- _Prompt_: The task calls for each record to be given again unchanged, minus any pictures.

··· Data extract

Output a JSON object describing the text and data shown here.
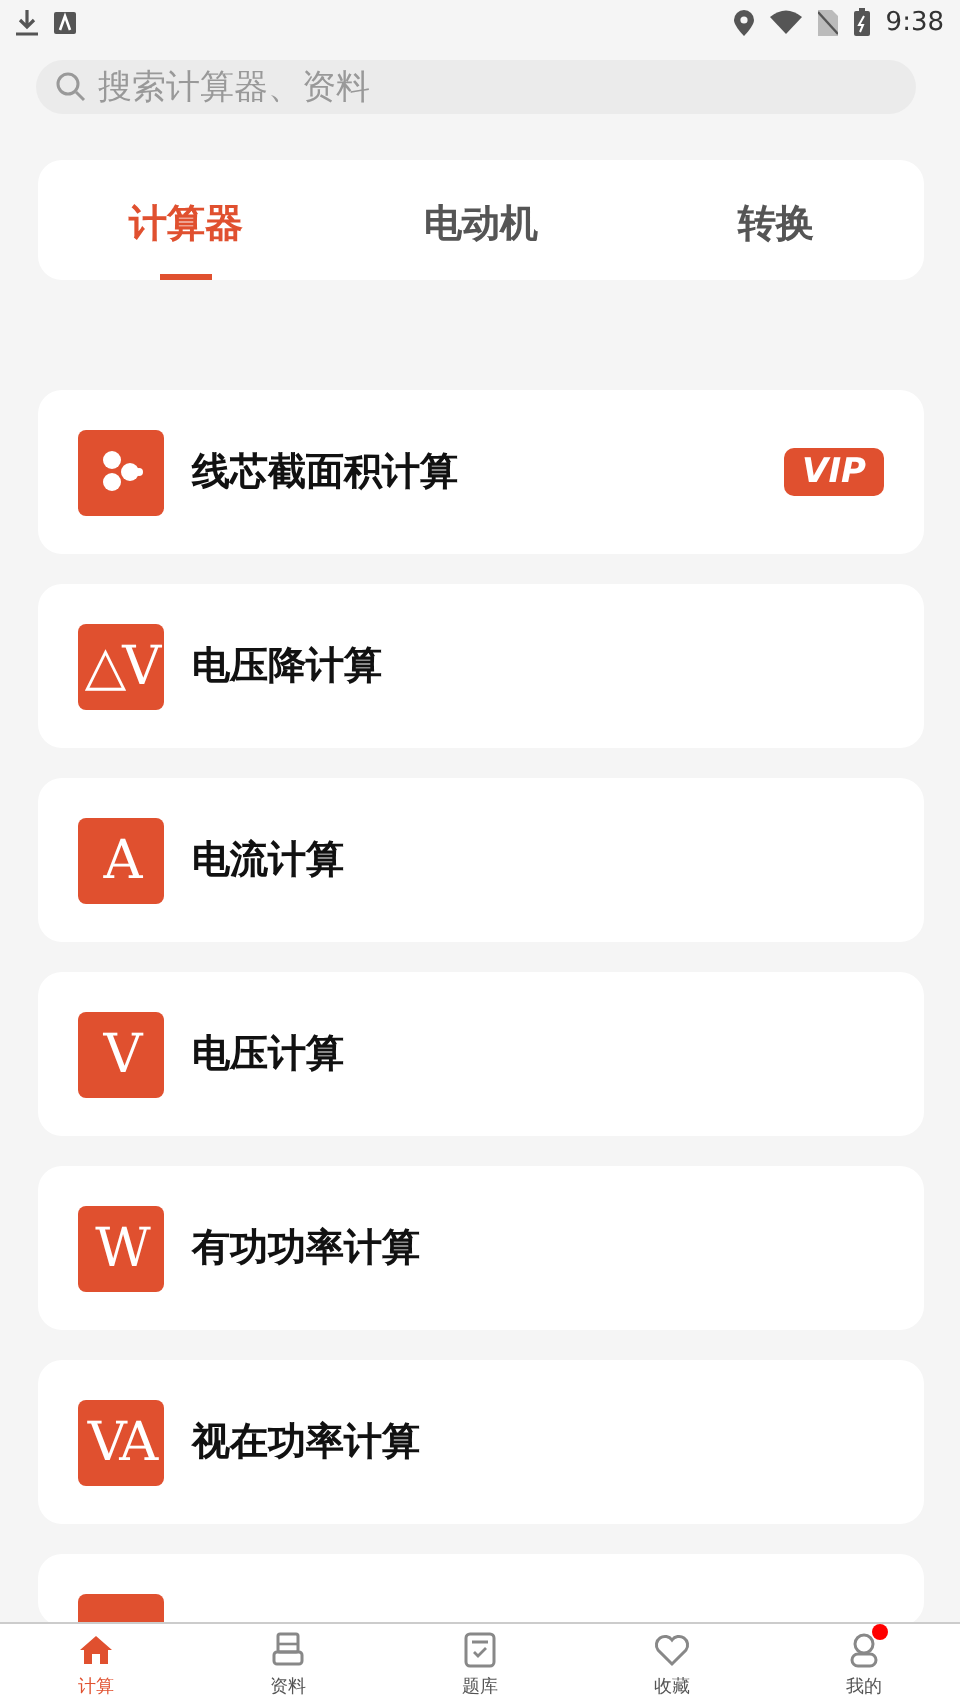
{
  "status_bar": {
    "time": "9:38"
  },
  "search": {
    "placeholder": "搜索计算器、资料"
  },
  "tabs": [
    {
      "label": "计算器",
      "selected": true
    },
    {
      "label": "电动机",
      "selected": false
    },
    {
      "label": "转换",
      "selected": false
    }
  ],
  "calculators": [
    {
      "kind": "dots",
      "title": "线芯截面积计算",
      "vip": true
    },
    {
      "kind": "symbol",
      "symbol": "△V",
      "title": "电压降计算",
      "vip": false
    },
    {
      "kind": "symbol",
      "symbol": "A",
      "title": "电流计算",
      "vip": false
    },
    {
      "kind": "symbol",
      "symbol": "V",
      "title": "电压计算",
      "vip": false
    },
    {
      "kind": "symbol",
      "symbol": "W",
      "title": "有功功率计算",
      "vip": false
    },
    {
      "kind": "symbol",
      "symbol": "VA",
      "title": "视在功率计算",
      "vip": false
    },
    {
      "kind": "cut"
    }
  ],
  "vip_label": "VIP",
  "nav": [
    {
      "label": "计算",
      "selected": true,
      "badge": false
    },
    {
      "label": "资料",
      "selected": false,
      "badge": false
    },
    {
      "label": "题库",
      "selected": false,
      "badge": false
    },
    {
      "label": "收藏",
      "selected": false,
      "badge": false
    },
    {
      "label": "我的",
      "selected": false,
      "badge": true
    }
  ]
}
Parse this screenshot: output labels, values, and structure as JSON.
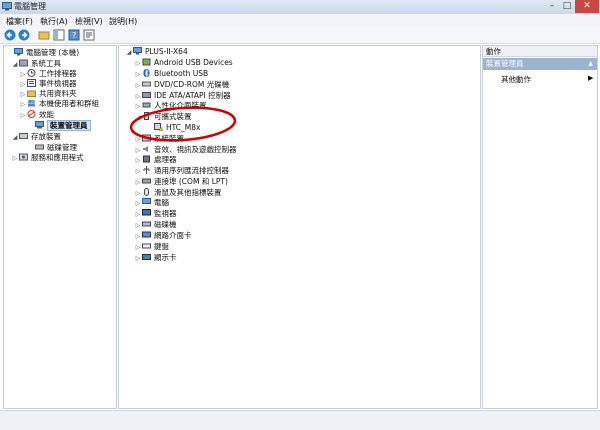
{
  "window": {
    "title": "電腦管理"
  },
  "menu": [
    "檔案(F)",
    "執行(A)",
    "檢視(V)",
    "說明(H)"
  ],
  "left_tree": [
    {
      "label": "電腦管理 (本機)",
      "level": 0,
      "arrow": "",
      "icon": "computer-management-icon"
    },
    {
      "label": "系統工具",
      "level": 1,
      "arrow": "◢",
      "icon": "tools-icon"
    },
    {
      "label": "工作排程器",
      "level": 2,
      "arrow": "▷",
      "icon": "clock-icon"
    },
    {
      "label": "事件檢視器",
      "level": 2,
      "arrow": "▷",
      "icon": "event-viewer-icon"
    },
    {
      "label": "共用資料夾",
      "level": 2,
      "arrow": "▷",
      "icon": "folder-icon"
    },
    {
      "label": "本機使用者和群組",
      "level": 2,
      "arrow": "▷",
      "icon": "users-icon"
    },
    {
      "label": "效能",
      "level": 2,
      "arrow": "▷",
      "icon": "performance-icon"
    },
    {
      "label": "裝置管理員",
      "level": 2,
      "arrow": "",
      "icon": "device-manager-icon",
      "selected": true
    },
    {
      "label": "存放裝置",
      "level": 1,
      "arrow": "◢",
      "icon": "storage-icon"
    },
    {
      "label": "磁碟管理",
      "level": 2,
      "arrow": "",
      "icon": "disk-icon"
    },
    {
      "label": "服務和應用程式",
      "level": 1,
      "arrow": "▷",
      "icon": "services-icon"
    }
  ],
  "center_tree": [
    {
      "label": "PLUS-II-X64",
      "level": 0,
      "arrow": "◢",
      "icon": "computer-icon"
    },
    {
      "label": "Android USB Devices",
      "level": 1,
      "arrow": "▷",
      "icon": "android-icon"
    },
    {
      "label": "Bluetooth USB",
      "level": 1,
      "arrow": "▷",
      "icon": "bluetooth-icon"
    },
    {
      "label": "DVD/CD-ROM 光碟機",
      "level": 1,
      "arrow": "▷",
      "icon": "dvd-icon"
    },
    {
      "label": "IDE ATA/ATAPI 控制器",
      "level": 1,
      "arrow": "▷",
      "icon": "ide-icon"
    },
    {
      "label": "人性化介面裝置",
      "level": 1,
      "arrow": "▷",
      "icon": "hid-icon"
    },
    {
      "label": "可攜式裝置",
      "level": 1,
      "arrow": "◢",
      "icon": "portable-icon"
    },
    {
      "label": "HTC_M8x",
      "level": 2,
      "arrow": "",
      "icon": "warning-device-icon"
    },
    {
      "label": "系統裝置",
      "level": 1,
      "arrow": "▷",
      "icon": "system-icon"
    },
    {
      "label": "音效、視訊及遊戲控制器",
      "level": 1,
      "arrow": "▷",
      "icon": "sound-icon"
    },
    {
      "label": "處理器",
      "level": 1,
      "arrow": "▷",
      "icon": "cpu-icon"
    },
    {
      "label": "通用序列匯流排控制器",
      "level": 1,
      "arrow": "▷",
      "icon": "usb-icon"
    },
    {
      "label": "連接埠 (COM 和 LPT)",
      "level": 1,
      "arrow": "▷",
      "icon": "port-icon"
    },
    {
      "label": "滑鼠及其他指標裝置",
      "level": 1,
      "arrow": "▷",
      "icon": "mouse-icon"
    },
    {
      "label": "電腦",
      "level": 1,
      "arrow": "▷",
      "icon": "pc-icon"
    },
    {
      "label": "監視器",
      "level": 1,
      "arrow": "▷",
      "icon": "monitor-icon"
    },
    {
      "label": "磁碟機",
      "level": 1,
      "arrow": "▷",
      "icon": "disk-drive-icon"
    },
    {
      "label": "網路介面卡",
      "level": 1,
      "arrow": "▷",
      "icon": "network-icon"
    },
    {
      "label": "鍵盤",
      "level": 1,
      "arrow": "▷",
      "icon": "keyboard-icon"
    },
    {
      "label": "顯示卡",
      "level": 1,
      "arrow": "▷",
      "icon": "display-adapter-icon"
    }
  ],
  "actions": {
    "header": "動作",
    "section": "裝置管理員",
    "item": "其他動作"
  },
  "colors": {
    "selection": "#d7e6f7",
    "annotation": "#d40000",
    "actions_bar": "#9ab3cf"
  }
}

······

- _Answer to the problem_:
Output a JSON object describing the text and data shown here.
{
  "status_bar": {
    "time": "9:38"
  },
  "search": {
    "placeholder": "搜索计算器、资料"
  },
  "tabs": [
    {
      "label": "计算器",
      "selected": true
    },
    {
      "label": "电动机",
      "selected": false
    },
    {
      "label": "转换",
      "selected": false
    }
  ],
  "calculators": [
    {
      "kind": "dots",
      "title": "线芯截面积计算",
      "vip": true
    },
    {
      "kind": "symbol",
      "symbol": "△V",
      "title": "电压降计算",
      "vip": false
    },
    {
      "kind": "symbol",
      "symbol": "A",
      "title": "电流计算",
      "vip": false
    },
    {
      "kind": "symbol",
      "symbol": "V",
      "title": "电压计算",
      "vip": false
    },
    {
      "kind": "symbol",
      "symbol": "W",
      "title": "有功功率计算",
      "vip": false
    },
    {
      "kind": "symbol",
      "symbol": "VA",
      "title": "视在功率计算",
      "vip": false
    },
    {
      "kind": "cut"
    }
  ],
  "vip_label": "VIP",
  "nav": [
    {
      "label": "计算",
      "selected": true,
      "badge": false
    },
    {
      "label": "资料",
      "selected": false,
      "badge": false
    },
    {
      "label": "题库",
      "selected": false,
      "badge": false
    },
    {
      "label": "收藏",
      "selected": false,
      "badge": false
    },
    {
      "label": "我的",
      "selected": false,
      "badge": true
    }
  ]
}
Parse this screenshot: output labels, values, and structure as JSON.
{
  "window": {
    "title": "電腦管理"
  },
  "menu": [
    "檔案(F)",
    "執行(A)",
    "檢視(V)",
    "說明(H)"
  ],
  "left_tree": [
    {
      "label": "電腦管理 (本機)",
      "level": 0,
      "arrow": "",
      "icon": "computer-management-icon"
    },
    {
      "label": "系統工具",
      "level": 1,
      "arrow": "◢",
      "icon": "tools-icon"
    },
    {
      "label": "工作排程器",
      "level": 2,
      "arrow": "▷",
      "icon": "clock-icon"
    },
    {
      "label": "事件檢視器",
      "level": 2,
      "arrow": "▷",
      "icon": "event-viewer-icon"
    },
    {
      "label": "共用資料夾",
      "level": 2,
      "arrow": "▷",
      "icon": "folder-icon"
    },
    {
      "label": "本機使用者和群組",
      "level": 2,
      "arrow": "▷",
      "icon": "users-icon"
    },
    {
      "label": "效能",
      "level": 2,
      "arrow": "▷",
      "icon": "performance-icon"
    },
    {
      "label": "裝置管理員",
      "level": 2,
      "arrow": "",
      "icon": "device-manager-icon",
      "selected": true
    },
    {
      "label": "存放裝置",
      "level": 1,
      "arrow": "◢",
      "icon": "storage-icon"
    },
    {
      "label": "磁碟管理",
      "level": 2,
      "arrow": "",
      "icon": "disk-icon"
    },
    {
      "label": "服務和應用程式",
      "level": 1,
      "arrow": "▷",
      "icon": "services-icon"
    }
  ],
  "center_tree": [
    {
      "label": "PLUS-II-X64",
      "level": 0,
      "arrow": "◢",
      "icon": "computer-icon"
    },
    {
      "label": "Android USB Devices",
      "level": 1,
      "arrow": "▷",
      "icon": "android-icon"
    },
    {
      "label": "Bluetooth USB",
      "level": 1,
      "arrow": "▷",
      "icon": "bluetooth-icon"
    },
    {
      "label": "DVD/CD-ROM 光碟機",
      "level": 1,
      "arrow": "▷",
      "icon": "dvd-icon"
    },
    {
      "label": "IDE ATA/ATAPI 控制器",
      "level": 1,
      "arrow": "▷",
      "icon": "ide-icon"
    },
    {
      "label": "人性化介面裝置",
      "level": 1,
      "arrow": "▷",
      "icon": "hid-icon"
    },
    {
      "label": "可攜式裝置",
      "level": 1,
      "arrow": "◢",
      "icon": "portable-icon"
    },
    {
      "label": "HTC_M8x",
      "level": 2,
      "arrow": "",
      "icon": "warning-device-icon"
    },
    {
      "label": "系統裝置",
      "level": 1,
      "arrow": "▷",
      "icon": "system-icon"
    },
    {
      "label": "音效、視訊及遊戲控制器",
      "level": 1,
      "arrow": "▷",
      "icon": "sound-icon"
    },
    {
      "label": "處理器",
      "level": 1,
      "arrow": "▷",
      "icon": "cpu-icon"
    },
    {
      "label": "通用序列匯流排控制器",
      "level": 1,
      "arrow": "▷",
      "icon": "usb-icon"
    },
    {
      "label": "連接埠 (COM 和 LPT)",
      "level": 1,
      "arrow": "▷",
      "icon": "port-icon"
    },
    {
      "label": "滑鼠及其他指標裝置",
      "level": 1,
      "arrow": "▷",
      "icon": "mouse-icon"
    },
    {
      "label": "電腦",
      "level": 1,
      "arrow": "▷",
      "icon": "pc-icon"
    },
    {
      "label": "監視器",
      "level": 1,
      "arrow": "▷",
      "icon": "monitor-icon"
    },
    {
      "label": "磁碟機",
      "level": 1,
      "arrow": "▷",
      "icon": "disk-drive-icon"
    },
    {
      "label": "網路介面卡",
      "level": 1,
      "arrow": "▷",
      "icon": "network-icon"
    },
    {
      "label": "鍵盤",
      "level": 1,
      "arrow": "▷",
      "icon": "keyboard-icon"
    },
    {
      "label": "顯示卡",
      "level": 1,
      "arrow": "▷",
      "icon": "display-adapter-icon"
    }
  ],
  "actions": {
    "header": "動作",
    "section": "裝置管理員",
    "item": "其他動作"
  },
  "colors": {
    "selection": "#d7e6f7",
    "annotation": "#d40000",
    "actions_bar": "#9ab3cf"
  }
}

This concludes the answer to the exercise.